- Your assignment: Down to the last line, restate the records word for word, but not the pictures.

[Collected data entries]
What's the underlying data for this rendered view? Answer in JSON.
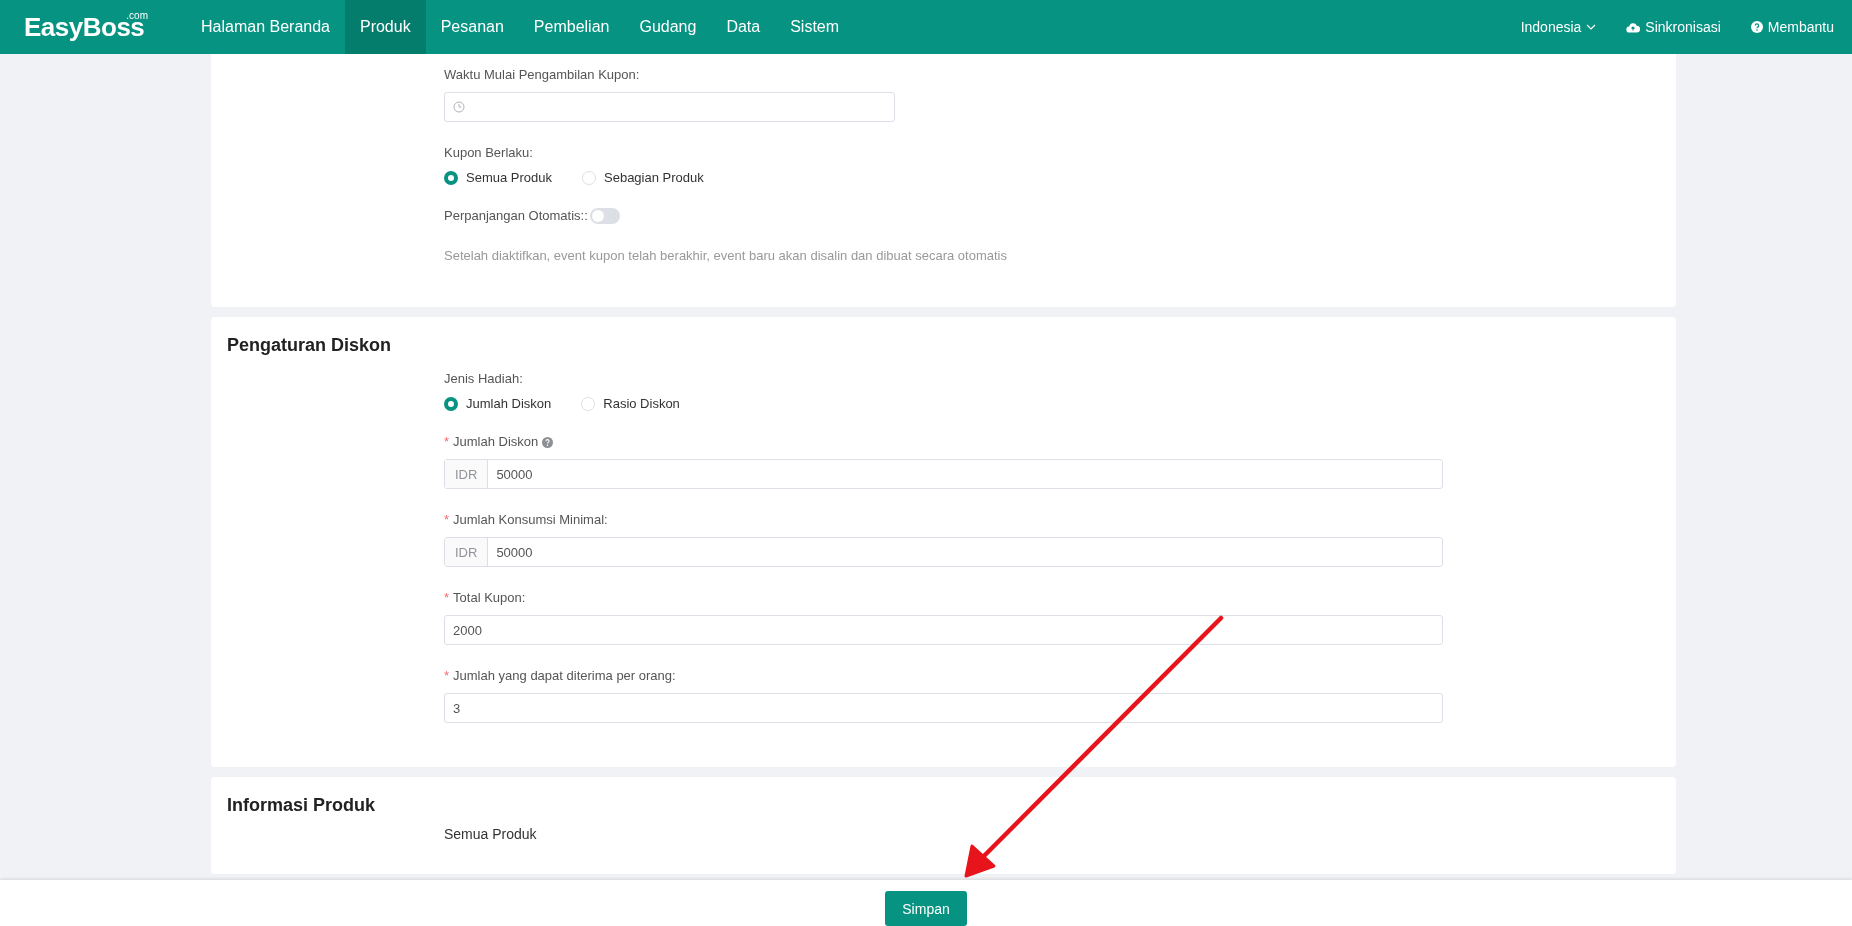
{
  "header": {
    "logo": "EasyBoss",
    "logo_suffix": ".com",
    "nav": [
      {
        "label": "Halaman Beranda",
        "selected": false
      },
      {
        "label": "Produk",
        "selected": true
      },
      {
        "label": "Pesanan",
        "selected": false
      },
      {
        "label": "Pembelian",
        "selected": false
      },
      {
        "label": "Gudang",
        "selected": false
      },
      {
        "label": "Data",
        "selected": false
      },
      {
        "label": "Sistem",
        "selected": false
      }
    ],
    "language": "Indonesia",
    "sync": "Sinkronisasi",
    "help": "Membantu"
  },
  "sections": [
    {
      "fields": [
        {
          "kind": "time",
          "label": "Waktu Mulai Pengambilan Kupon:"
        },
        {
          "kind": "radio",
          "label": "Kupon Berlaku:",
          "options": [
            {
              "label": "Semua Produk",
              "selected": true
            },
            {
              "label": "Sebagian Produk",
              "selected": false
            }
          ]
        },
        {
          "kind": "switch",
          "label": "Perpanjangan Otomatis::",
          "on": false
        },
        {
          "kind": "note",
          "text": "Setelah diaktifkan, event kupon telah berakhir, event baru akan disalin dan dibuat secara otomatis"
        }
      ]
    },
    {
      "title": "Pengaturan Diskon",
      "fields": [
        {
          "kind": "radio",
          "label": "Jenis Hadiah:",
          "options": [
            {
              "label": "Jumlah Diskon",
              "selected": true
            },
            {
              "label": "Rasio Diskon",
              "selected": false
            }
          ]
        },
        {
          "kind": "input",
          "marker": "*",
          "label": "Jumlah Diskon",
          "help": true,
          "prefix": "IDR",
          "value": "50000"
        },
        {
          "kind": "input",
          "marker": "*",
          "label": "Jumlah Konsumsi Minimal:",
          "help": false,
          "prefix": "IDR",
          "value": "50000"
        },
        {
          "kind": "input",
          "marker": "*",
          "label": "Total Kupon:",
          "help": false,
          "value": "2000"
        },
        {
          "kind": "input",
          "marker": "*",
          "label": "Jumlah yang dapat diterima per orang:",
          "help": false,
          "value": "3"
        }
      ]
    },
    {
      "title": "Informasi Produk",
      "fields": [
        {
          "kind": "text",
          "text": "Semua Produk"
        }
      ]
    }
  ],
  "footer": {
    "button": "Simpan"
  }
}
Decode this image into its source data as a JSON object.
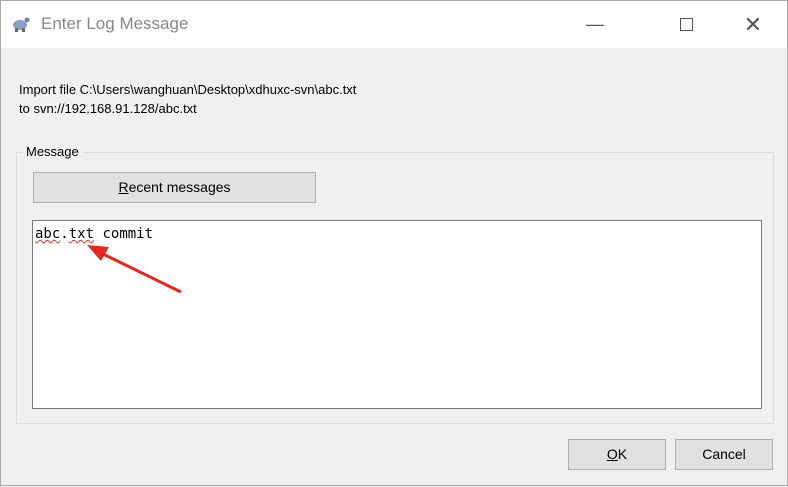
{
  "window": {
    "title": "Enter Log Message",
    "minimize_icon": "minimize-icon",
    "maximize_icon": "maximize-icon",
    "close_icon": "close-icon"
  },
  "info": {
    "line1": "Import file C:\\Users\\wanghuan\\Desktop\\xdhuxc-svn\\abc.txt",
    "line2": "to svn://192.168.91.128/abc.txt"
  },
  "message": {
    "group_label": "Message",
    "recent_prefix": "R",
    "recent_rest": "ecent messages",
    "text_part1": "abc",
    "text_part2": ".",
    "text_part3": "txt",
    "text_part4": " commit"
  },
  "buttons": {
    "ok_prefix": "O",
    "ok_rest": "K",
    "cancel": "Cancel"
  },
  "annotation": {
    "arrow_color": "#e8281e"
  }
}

- Exercise output:
What's the underlying data for this rendered view? Answer in JSON.
{
  "header": {
    "logo": "EasyBoss",
    "logo_suffix": ".com",
    "nav": [
      {
        "label": "Halaman Beranda",
        "selected": false
      },
      {
        "label": "Produk",
        "selected": true
      },
      {
        "label": "Pesanan",
        "selected": false
      },
      {
        "label": "Pembelian",
        "selected": false
      },
      {
        "label": "Gudang",
        "selected": false
      },
      {
        "label": "Data",
        "selected": false
      },
      {
        "label": "Sistem",
        "selected": false
      }
    ],
    "language": "Indonesia",
    "sync": "Sinkronisasi",
    "help": "Membantu"
  },
  "sections": [
    {
      "fields": [
        {
          "kind": "time",
          "label": "Waktu Mulai Pengambilan Kupon:"
        },
        {
          "kind": "radio",
          "label": "Kupon Berlaku:",
          "options": [
            {
              "label": "Semua Produk",
              "selected": true
            },
            {
              "label": "Sebagian Produk",
              "selected": false
            }
          ]
        },
        {
          "kind": "switch",
          "label": "Perpanjangan Otomatis::",
          "on": false
        },
        {
          "kind": "note",
          "text": "Setelah diaktifkan, event kupon telah berakhir, event baru akan disalin dan dibuat secara otomatis"
        }
      ]
    },
    {
      "title": "Pengaturan Diskon",
      "fields": [
        {
          "kind": "radio",
          "label": "Jenis Hadiah:",
          "options": [
            {
              "label": "Jumlah Diskon",
              "selected": true
            },
            {
              "label": "Rasio Diskon",
              "selected": false
            }
          ]
        },
        {
          "kind": "input",
          "marker": "*",
          "label": "Jumlah Diskon",
          "help": true,
          "prefix": "IDR",
          "value": "50000"
        },
        {
          "kind": "input",
          "marker": "*",
          "label": "Jumlah Konsumsi Minimal:",
          "help": false,
          "prefix": "IDR",
          "value": "50000"
        },
        {
          "kind": "input",
          "marker": "*",
          "label": "Total Kupon:",
          "help": false,
          "value": "2000"
        },
        {
          "kind": "input",
          "marker": "*",
          "label": "Jumlah yang dapat diterima per orang:",
          "help": false,
          "value": "3"
        }
      ]
    },
    {
      "title": "Informasi Produk",
      "fields": [
        {
          "kind": "text",
          "text": "Semua Produk"
        }
      ]
    }
  ],
  "footer": {
    "button": "Simpan"
  }
}
Decode this image into its source data as a JSON object.
{
  "window": {
    "title": "Enter Log Message",
    "minimize_icon": "minimize-icon",
    "maximize_icon": "maximize-icon",
    "close_icon": "close-icon"
  },
  "info": {
    "line1": "Import file C:\\Users\\wanghuan\\Desktop\\xdhuxc-svn\\abc.txt",
    "line2": "to svn://192.168.91.128/abc.txt"
  },
  "message": {
    "group_label": "Message",
    "recent_prefix": "R",
    "recent_rest": "ecent messages",
    "text_part1": "abc",
    "text_part2": ".",
    "text_part3": "txt",
    "text_part4": " commit"
  },
  "buttons": {
    "ok_prefix": "O",
    "ok_rest": "K",
    "cancel": "Cancel"
  },
  "annotation": {
    "arrow_color": "#e8281e"
  }
}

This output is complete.